Turning now to FIG. 1, a top plan diagrammatic view of the present invention, it can be seen that four independent wheels 1,2,3 and 4 are connected to their respective torsion bars 5,6,7 and 8 through the intermediary of their respective lever arms 16, 17, 18 and 19. However, the other ends of the torsion bars 5-8 are not connected directly to the chassis 20 of the vehicle but, instead, are pivotally supported in and pass through bearings 9, 10, 11 and 12 which are supported by the chassis 20. As a result, they are not fixed with respect to the chassis with respect to their rotation. After passing through bearings 9 and 10, torsion bars 5 and 6 are connected to a deformable parallelogram, generally in dicated by reference numeral 13. Torsion bars 7 and 8 are similarly connected to a deformable parallelogram 14.
In FIG. 2, parallelogram 13 has been illustrated in greater detail, it being understood that the construction of parallelogram 14 is similar. In FIG. 2 it can be seen that torsion bars 5 and 6 are rigidly secured in blocks 23 and 24. These blocks are interconnected by tie rods 21 and 22. The tie rods are moveably mounted in the blocks 23 and 24 but since the tie rods are of a fixed length, they will always maintain blocks 23 and 24 in parallel relationship.
Turning now to FIG. 5, the effect of the present suspension system can be seen since as wheel 2 passes over an obstruction it causes torsion bar 6 to flex and twist inducing a counterclockwise movement in block 24. Due to tie rods 21 and 22, this causes a similar counterclockwise motion in block 23, the angular travel on each block about its torsion bar pivot point being the same angle a as shown in FIG. 3. Since lever arm 16 faces in the opposite sense from lever arm 17, arm 16 will then tend to be forced downwardly correspondingly to the upward movement of arm 17. If wheel 2 encounters an obstacle and rises, then wheel 1 drops to an extent which is dependent chiefly upon the elasticity of the torsion bars. Since the wheels are kept in close contact with the ground, any jump or skipping of the vehicle is prevented.

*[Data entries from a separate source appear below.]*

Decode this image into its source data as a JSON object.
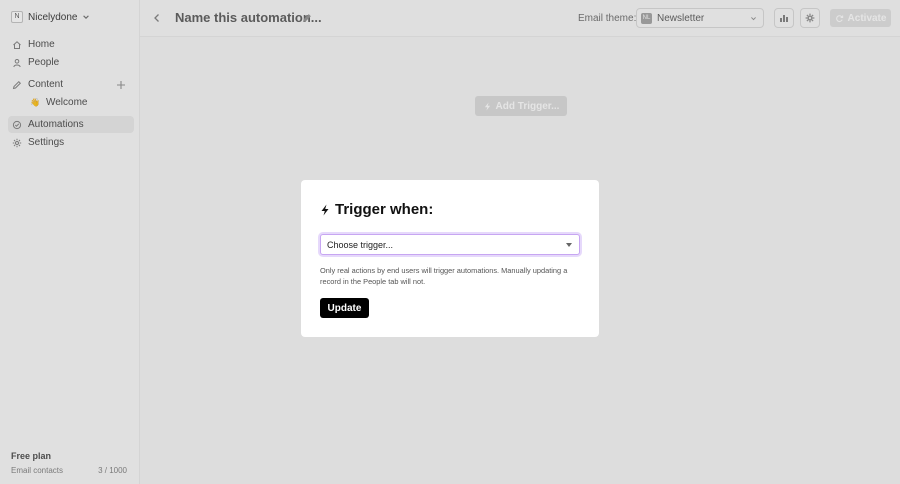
{
  "workspace": {
    "initial": "N",
    "name": "Nicelydone"
  },
  "nav": {
    "home": "Home",
    "people": "People",
    "content": "Content",
    "welcome": "Welcome",
    "welcome_emoji": "👋",
    "automations": "Automations",
    "settings": "Settings"
  },
  "plan": {
    "title": "Free plan",
    "contacts_label": "Email contacts",
    "contacts_value": "3 / 1000"
  },
  "header": {
    "title": "Name this automation...",
    "theme_label": "Email theme:",
    "theme_icon_text": "NL",
    "theme_value": "Newsletter",
    "activate_label": "Activate"
  },
  "canvas": {
    "add_trigger_label": "Add Trigger..."
  },
  "modal": {
    "title": "Trigger when:",
    "select_value": "Choose trigger...",
    "help_text": "Only real actions by end users will trigger automations. Manually updating a record in the People tab will not.",
    "update_label": "Update"
  },
  "colors": {
    "accent_focus": "#c7a6f2",
    "primary_button": "#000000"
  },
  "icons": [
    "chevron-down-icon",
    "home-icon",
    "person-icon",
    "pencil-icon",
    "plus-icon",
    "automation-icon",
    "gear-icon",
    "back-arrow-icon",
    "bar-chart-icon",
    "refresh-icon",
    "lightning-icon"
  ]
}
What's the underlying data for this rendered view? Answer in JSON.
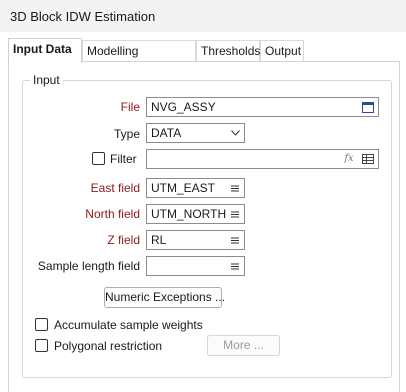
{
  "window": {
    "title": "3D Block IDW Estimation"
  },
  "tabs": [
    {
      "label": "Input Data"
    },
    {
      "label": "Modelling Parameters"
    },
    {
      "label": "Thresholds"
    },
    {
      "label": "Output"
    }
  ],
  "input_group": {
    "legend": "Input",
    "file": {
      "label": "File",
      "value": "NVG_ASSY"
    },
    "type": {
      "label": "Type",
      "value": "DATA"
    },
    "filter": {
      "label": "Filter",
      "value": "",
      "expression_icon": "fx"
    },
    "east_field": {
      "label": "East field",
      "value": "UTM_EAST"
    },
    "north_field": {
      "label": "North field",
      "value": "UTM_NORTH"
    },
    "z_field": {
      "label": "Z field",
      "value": "RL"
    },
    "sample_length_field": {
      "label": "Sample length field",
      "value": ""
    },
    "numeric_exceptions_button": "Numeric Exceptions ...",
    "accumulate_weights": {
      "label": "Accumulate sample weights",
      "checked": false
    },
    "polygonal_restriction": {
      "label": "Polygonal restriction",
      "checked": false
    },
    "more_button": "More ..."
  },
  "colors": {
    "required_label": "#8b1a1a",
    "accent_icon": "#1f4e9c"
  }
}
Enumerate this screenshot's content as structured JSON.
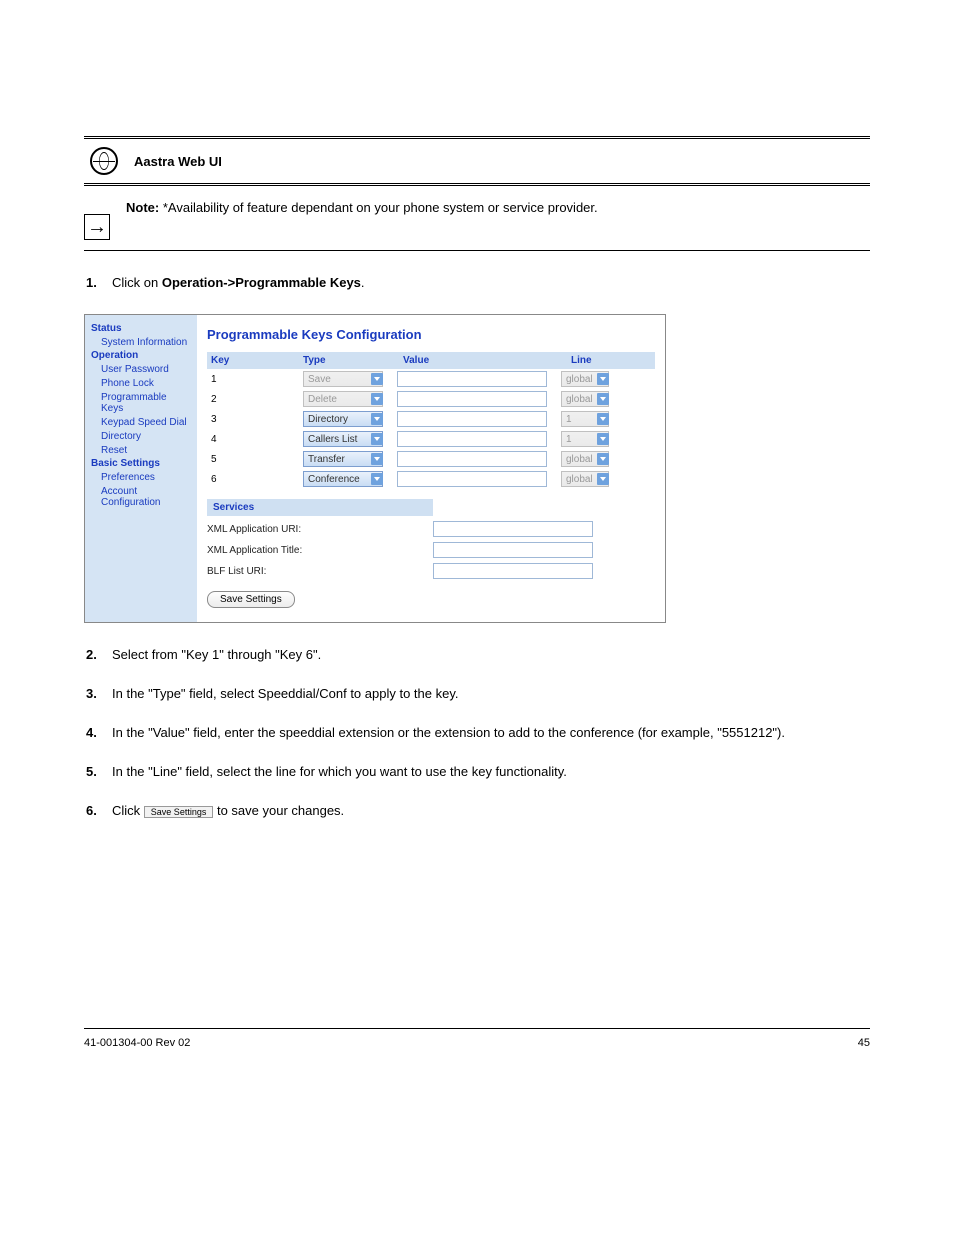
{
  "icon_band": {
    "aastra_web_ui": "Aastra Web UI"
  },
  "note": {
    "bold": "Note:",
    "text": "*Availability of feature dependant on your phone system or service provider."
  },
  "steps": {
    "s1_pre": "Click on",
    "s1_bold": "Operation->Programmable Keys",
    "s1_post": ".",
    "s2": "Select from \"Key 1\" through \"Key 6\".",
    "s3": "In the \"Type\" field, select Speeddial/Conf to apply to the key.",
    "s4": "In the \"Value\" field, enter the speeddial extension or the extension to add to the conference (for example, \"5551212\").",
    "s5": "In the \"Line\" field, select the line for which you want to use the key functionality.",
    "s6": "Click",
    "s6_post": "to save your changes."
  },
  "tinybtn_label": "Save Settings",
  "shot": {
    "title": "Programmable Keys Configuration",
    "sidebar": {
      "status": "Status",
      "system_info": "System Information",
      "operation": "Operation",
      "user_password": "User Password",
      "phone_lock": "Phone Lock",
      "prog_keys": "Programmable Keys",
      "keypad_speed": "Keypad Speed Dial",
      "directory": "Directory",
      "reset": "Reset",
      "basic_settings": "Basic Settings",
      "preferences": "Preferences",
      "account_config": "Account Configuration"
    },
    "columns": {
      "key": "Key",
      "type": "Type",
      "value": "Value",
      "line": "Line"
    },
    "rows": [
      {
        "key": "1",
        "type": "Save",
        "type_disabled": true,
        "value": "",
        "line": "global",
        "line_disabled": true
      },
      {
        "key": "2",
        "type": "Delete",
        "type_disabled": true,
        "value": "",
        "line": "global",
        "line_disabled": true
      },
      {
        "key": "3",
        "type": "Directory",
        "type_disabled": false,
        "value": "",
        "line": "1",
        "line_disabled": true
      },
      {
        "key": "4",
        "type": "Callers List",
        "type_disabled": false,
        "value": "",
        "line": "1",
        "line_disabled": true
      },
      {
        "key": "5",
        "type": "Transfer",
        "type_disabled": false,
        "value": "",
        "line": "global",
        "line_disabled": true
      },
      {
        "key": "6",
        "type": "Conference",
        "type_disabled": false,
        "value": "",
        "line": "global",
        "line_disabled": true
      }
    ],
    "services": {
      "header": "Services",
      "xml_uri": "XML Application URI:",
      "xml_title": "XML Application Title:",
      "blf_uri": "BLF List URI:"
    },
    "save_btn": "Save Settings"
  },
  "footer": {
    "left": "41-001304-00 Rev 02",
    "right": "45"
  }
}
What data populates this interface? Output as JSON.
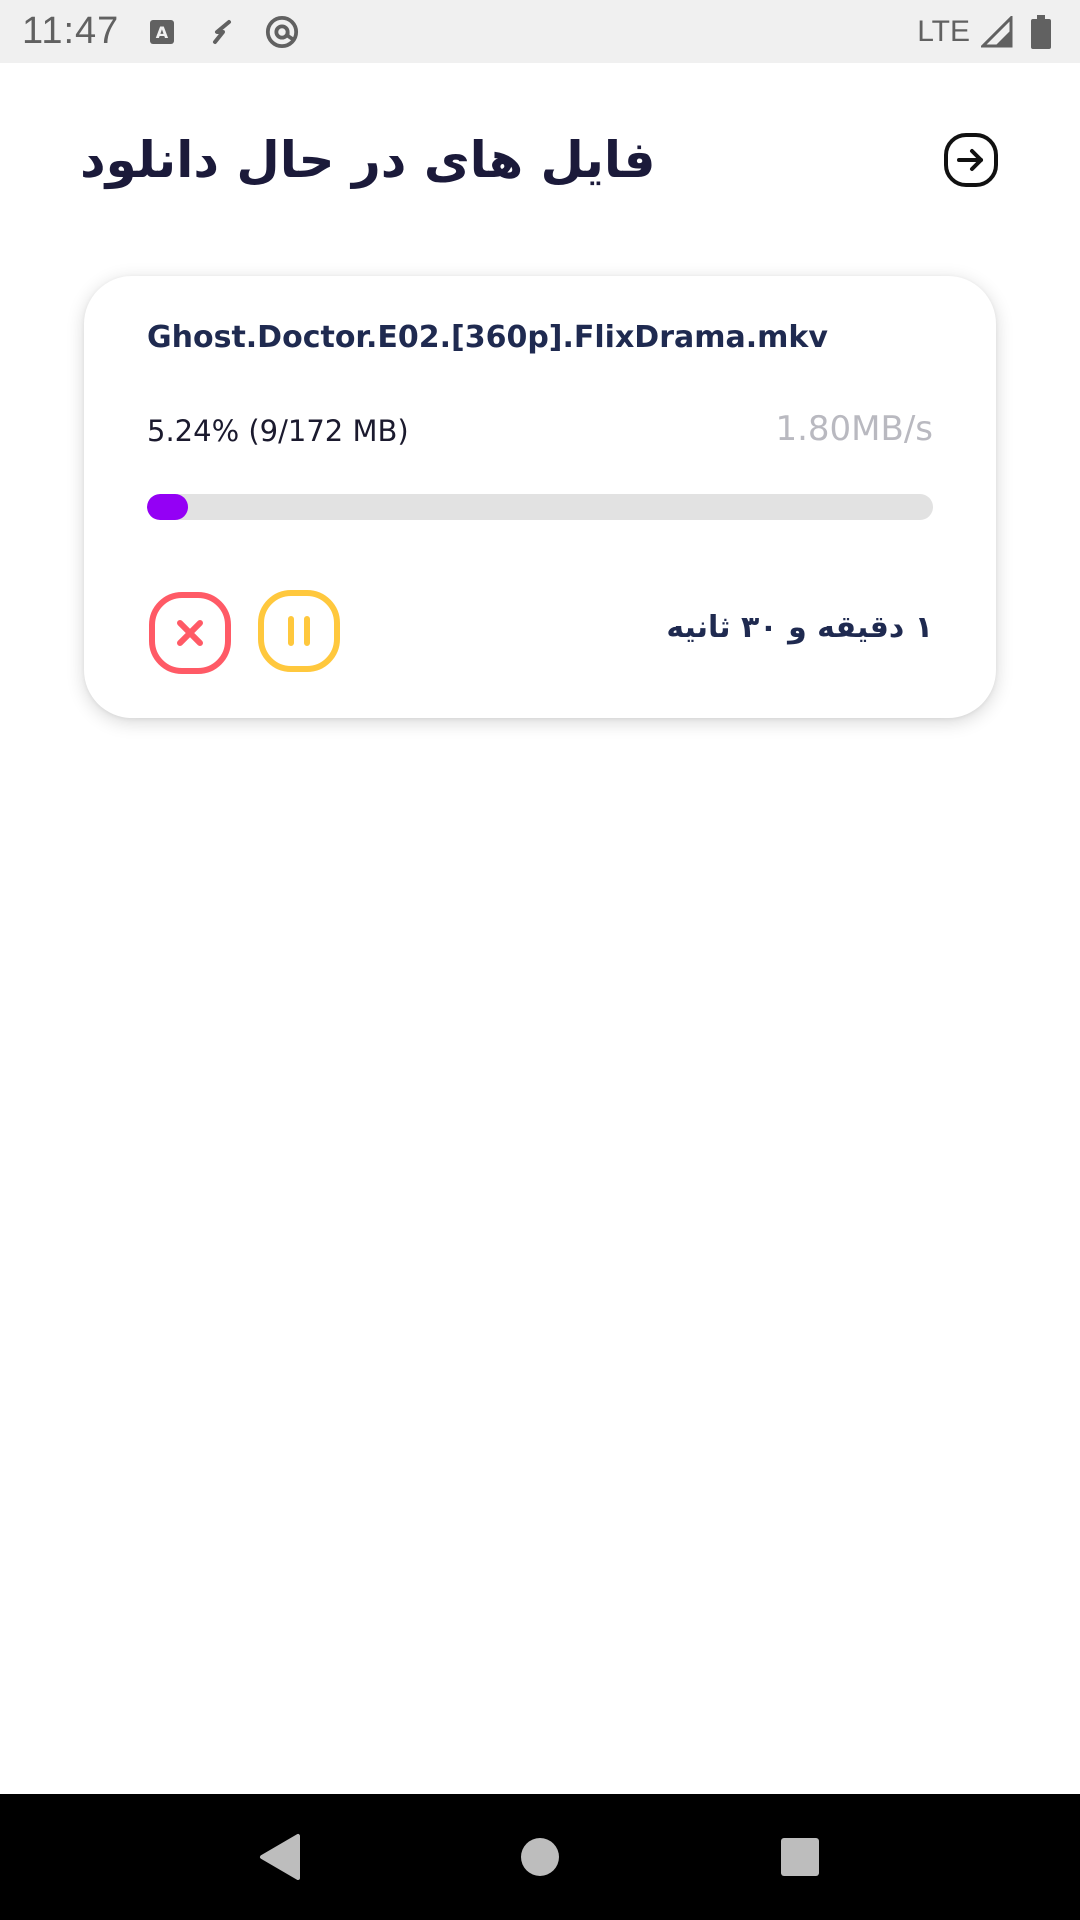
{
  "status_bar": {
    "time": "11:47",
    "network": "LTE",
    "icons": [
      "keyboard-a-icon",
      "phone-forward-icon",
      "at-sign-icon",
      "signal-icon",
      "battery-icon"
    ]
  },
  "header": {
    "title": "فایل های در حال دانلود",
    "back_icon": "arrow-right-circle-icon"
  },
  "download": {
    "file_name": "Ghost.Doctor.E02.[360p].FlixDrama.mkv",
    "progress_label": "5.24% (9/172 MB)",
    "progress_fraction": 0.0524,
    "speed": "1.80MB/s",
    "remaining_time": "۱ دقیقه و ۳۰ ثانیه",
    "cancel_icon": "close-square-icon",
    "pause_icon": "pause-square-icon"
  },
  "colors": {
    "title": "#1b1a3a",
    "accent_progress": "#9400f5",
    "cancel": "#ff5a66",
    "pause": "#ffc83d",
    "speed_text": "#b9b9c0"
  },
  "nav_bar": {
    "icons": [
      "back-triangle-icon",
      "home-circle-icon",
      "recents-square-icon"
    ]
  }
}
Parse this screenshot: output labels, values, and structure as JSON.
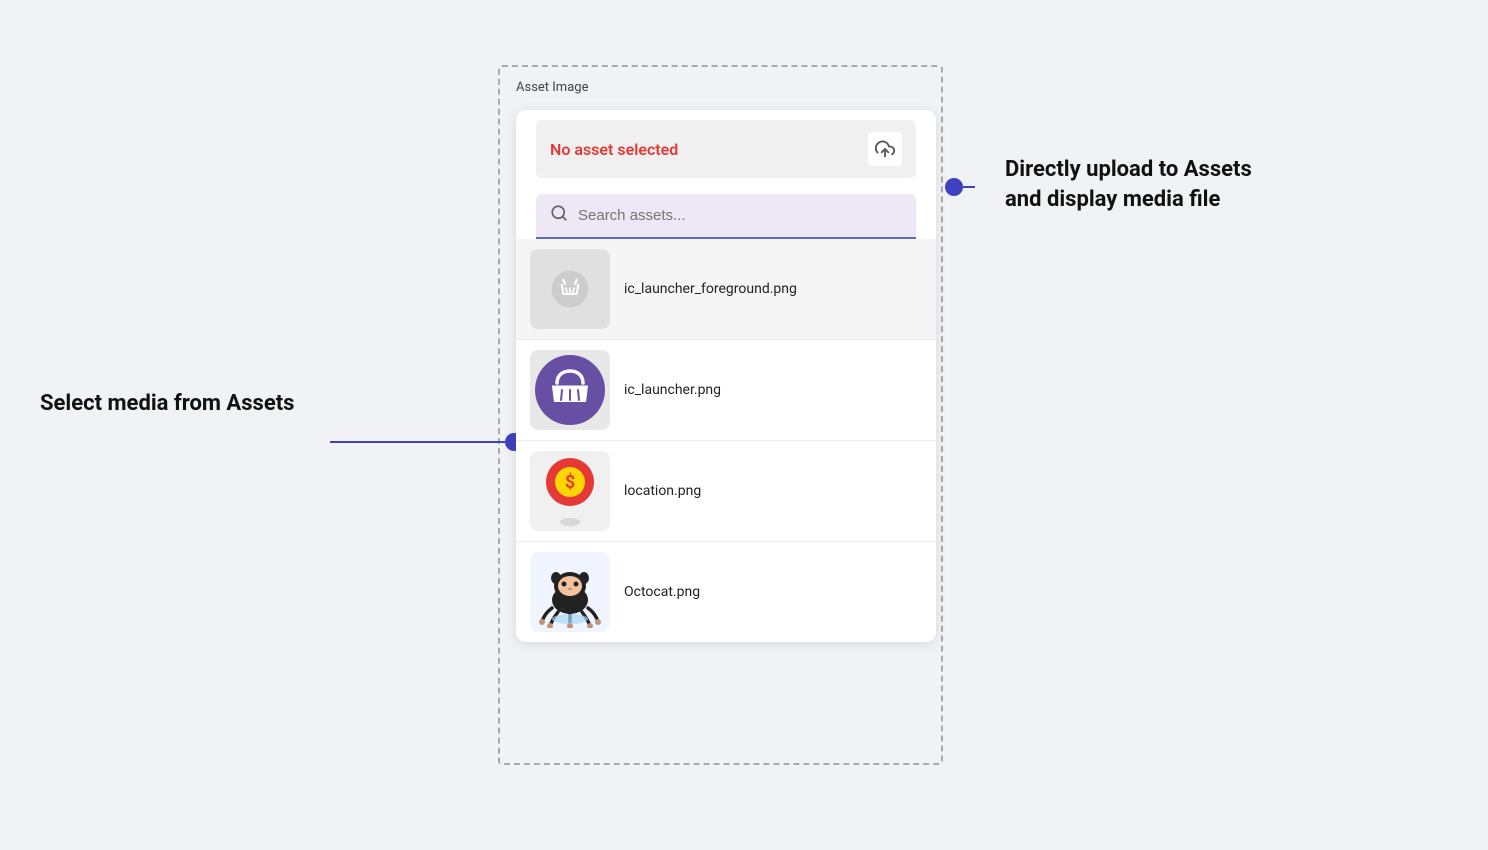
{
  "panel": {
    "label": "Asset Image"
  },
  "no_asset": {
    "text": "No asset selected"
  },
  "search": {
    "placeholder": "Search assets..."
  },
  "assets": [
    {
      "id": "foreground",
      "name": "ic_launcher_foreground.png",
      "type": "placeholder"
    },
    {
      "id": "launcher",
      "name": "ic_launcher.png",
      "type": "basket"
    },
    {
      "id": "location",
      "name": "location.png",
      "type": "location"
    },
    {
      "id": "octocat",
      "name": "Octocat.png",
      "type": "octocat"
    }
  ],
  "annotations": {
    "left_label": "Select media from Assets",
    "right_label": "Directly upload to Assets\nand display media file"
  },
  "colors": {
    "accent": "#4040c0",
    "error": "#e53935",
    "search_bg": "#ede7f6",
    "search_border": "#5c6bc0"
  }
}
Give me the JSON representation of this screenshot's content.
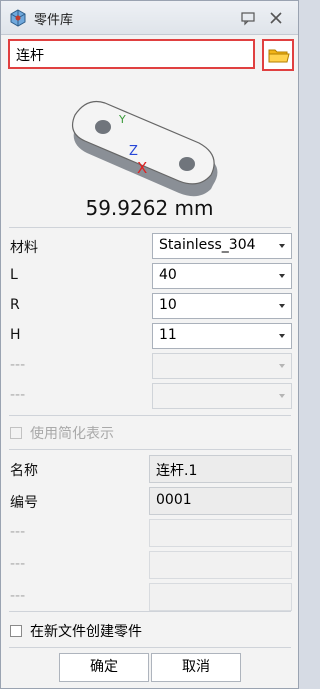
{
  "window": {
    "title": "零件库",
    "icons": {
      "app": "part-library-icon",
      "minimize": "comment-icon",
      "close": "close-icon"
    }
  },
  "part": {
    "name": "连杆",
    "browse_icon": "folder-icon",
    "preview_icon": "link-part-3d-icon",
    "axis_labels": {
      "y": "Y",
      "z": "Z",
      "x": "X"
    },
    "measurement": "59.9262 mm"
  },
  "params": [
    {
      "label": "材料",
      "value": "Stainless_304",
      "enabled": true
    },
    {
      "label": "L",
      "value": "40",
      "enabled": true
    },
    {
      "label": "R",
      "value": "10",
      "enabled": true
    },
    {
      "label": "H",
      "value": "11",
      "enabled": true
    },
    {
      "label": "---",
      "value": "",
      "enabled": false
    },
    {
      "label": "---",
      "value": "",
      "enabled": false
    }
  ],
  "simplified": {
    "label": "使用简化表示",
    "checked": false,
    "enabled": false
  },
  "attributes": [
    {
      "label": "名称",
      "value": "连杆.1",
      "enabled": true
    },
    {
      "label": "编号",
      "value": "0001",
      "enabled": true
    },
    {
      "label": "---",
      "value": "",
      "enabled": false
    },
    {
      "label": "---",
      "value": "",
      "enabled": false
    },
    {
      "label": "---",
      "value": "",
      "enabled": false
    }
  ],
  "new_file": {
    "label": "在新文件创建零件",
    "checked": false
  },
  "buttons": {
    "ok": "确定",
    "cancel": "取消"
  },
  "colors": {
    "highlight": "#e04040",
    "folder": "#f2b417"
  }
}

The present suspension system is especially useful where the contents of a vehicle are very fragile, particularly if being transported over uneven ground. It can be used on a wide variety of vehicles or machines, particularly on caterpillar tractor vehicles. It is well suited for shipping of extremely delicate cargo such as explosives whether in the vehicle itself or in a towed vehicle.
What is claimed is:
1. A torsion bar suspension system comprising a plurality of wheel means, a plurality of torsion bars each supporting a lever and wheel means at one end and being secured to a block at the other end, bearing means rotatably supporting each of said torsion bars at said one end, the other end of each of said torsion bars being unsupported, and means interconnecting the blocks associated with the wheels on one side of a vehicle to constitute a deformable parallelogram, said levers being mounted in opposite senses so that a movement in one wheel means tends to cause an opposite movement in the other wheel means on the same side of the vehicle.
2. The system of claim 1 including a vehicle chassis supporting said system with bearing means for said torsion bars being secured to said chassis.
3. The system of claim 1 in which said interconnecting means is a pair of tie rods pivotally connected to each of said blocks.